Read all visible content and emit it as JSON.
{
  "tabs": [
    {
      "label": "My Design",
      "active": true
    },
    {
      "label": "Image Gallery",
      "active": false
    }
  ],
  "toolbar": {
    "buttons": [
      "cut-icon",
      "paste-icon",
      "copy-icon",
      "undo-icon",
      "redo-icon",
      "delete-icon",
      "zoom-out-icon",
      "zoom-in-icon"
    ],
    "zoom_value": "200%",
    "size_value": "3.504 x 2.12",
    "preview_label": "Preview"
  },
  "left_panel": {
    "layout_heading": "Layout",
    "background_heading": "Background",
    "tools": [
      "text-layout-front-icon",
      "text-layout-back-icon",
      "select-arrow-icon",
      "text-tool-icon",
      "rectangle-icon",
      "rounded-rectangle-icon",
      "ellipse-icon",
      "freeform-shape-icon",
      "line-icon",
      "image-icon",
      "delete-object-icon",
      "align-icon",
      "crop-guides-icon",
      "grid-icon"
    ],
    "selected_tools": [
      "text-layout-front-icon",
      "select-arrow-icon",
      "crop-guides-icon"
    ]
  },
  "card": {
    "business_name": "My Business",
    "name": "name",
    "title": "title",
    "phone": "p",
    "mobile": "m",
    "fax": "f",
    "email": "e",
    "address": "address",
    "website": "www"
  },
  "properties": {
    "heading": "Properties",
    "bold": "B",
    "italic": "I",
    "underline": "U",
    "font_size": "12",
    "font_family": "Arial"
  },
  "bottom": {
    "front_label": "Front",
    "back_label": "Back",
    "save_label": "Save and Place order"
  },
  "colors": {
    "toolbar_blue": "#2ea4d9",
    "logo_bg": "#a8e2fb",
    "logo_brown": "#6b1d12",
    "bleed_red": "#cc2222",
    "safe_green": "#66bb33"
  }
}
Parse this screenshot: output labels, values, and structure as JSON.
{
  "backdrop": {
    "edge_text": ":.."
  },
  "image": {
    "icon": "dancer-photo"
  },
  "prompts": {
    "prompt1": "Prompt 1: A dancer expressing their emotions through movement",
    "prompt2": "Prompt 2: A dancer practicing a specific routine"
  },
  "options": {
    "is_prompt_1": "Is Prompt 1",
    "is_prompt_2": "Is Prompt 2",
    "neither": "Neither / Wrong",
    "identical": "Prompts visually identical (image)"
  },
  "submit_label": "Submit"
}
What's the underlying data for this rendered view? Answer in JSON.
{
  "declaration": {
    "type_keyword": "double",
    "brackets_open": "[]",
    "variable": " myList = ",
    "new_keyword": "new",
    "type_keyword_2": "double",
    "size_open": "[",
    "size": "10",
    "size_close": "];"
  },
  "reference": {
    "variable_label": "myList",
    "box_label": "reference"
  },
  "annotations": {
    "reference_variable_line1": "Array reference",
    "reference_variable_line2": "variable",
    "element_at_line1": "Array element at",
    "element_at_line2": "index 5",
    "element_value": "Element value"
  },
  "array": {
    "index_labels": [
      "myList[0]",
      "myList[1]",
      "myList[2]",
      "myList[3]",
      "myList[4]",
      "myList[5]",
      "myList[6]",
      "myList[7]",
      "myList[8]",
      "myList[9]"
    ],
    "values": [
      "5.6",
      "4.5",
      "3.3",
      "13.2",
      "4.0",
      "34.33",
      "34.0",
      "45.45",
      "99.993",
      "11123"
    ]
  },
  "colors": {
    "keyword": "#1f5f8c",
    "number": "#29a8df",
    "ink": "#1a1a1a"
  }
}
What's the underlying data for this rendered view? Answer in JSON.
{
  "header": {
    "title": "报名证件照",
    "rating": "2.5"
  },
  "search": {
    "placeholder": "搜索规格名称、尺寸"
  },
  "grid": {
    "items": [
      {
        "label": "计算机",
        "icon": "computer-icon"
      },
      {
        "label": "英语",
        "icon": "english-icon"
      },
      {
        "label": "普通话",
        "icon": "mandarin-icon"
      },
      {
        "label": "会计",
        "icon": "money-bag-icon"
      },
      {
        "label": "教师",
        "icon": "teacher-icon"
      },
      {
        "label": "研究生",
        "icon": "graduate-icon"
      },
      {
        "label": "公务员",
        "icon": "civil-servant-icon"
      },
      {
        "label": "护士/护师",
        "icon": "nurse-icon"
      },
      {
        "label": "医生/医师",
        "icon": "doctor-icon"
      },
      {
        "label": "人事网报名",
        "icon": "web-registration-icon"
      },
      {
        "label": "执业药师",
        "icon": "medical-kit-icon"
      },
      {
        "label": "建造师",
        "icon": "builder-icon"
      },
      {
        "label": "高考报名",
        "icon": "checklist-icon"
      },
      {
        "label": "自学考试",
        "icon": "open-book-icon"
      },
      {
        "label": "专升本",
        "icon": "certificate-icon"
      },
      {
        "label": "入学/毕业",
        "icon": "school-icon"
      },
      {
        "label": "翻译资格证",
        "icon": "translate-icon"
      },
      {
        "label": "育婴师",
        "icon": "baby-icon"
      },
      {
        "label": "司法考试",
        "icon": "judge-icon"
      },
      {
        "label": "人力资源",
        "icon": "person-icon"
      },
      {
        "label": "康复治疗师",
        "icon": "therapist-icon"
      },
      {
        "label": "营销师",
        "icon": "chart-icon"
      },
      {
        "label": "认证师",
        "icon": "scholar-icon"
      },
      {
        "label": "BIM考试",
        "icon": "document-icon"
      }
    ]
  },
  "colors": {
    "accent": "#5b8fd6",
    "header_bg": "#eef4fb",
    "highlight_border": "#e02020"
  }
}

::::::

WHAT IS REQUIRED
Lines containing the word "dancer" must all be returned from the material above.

OUTPUT FOR THIS TASK
    "icon": "dancer-photo"
    "prompt1": "Prompt 1: A dancer expressing their emotions through movement",
    "prompt2": "Prompt 2: A dancer practicing a specific routine"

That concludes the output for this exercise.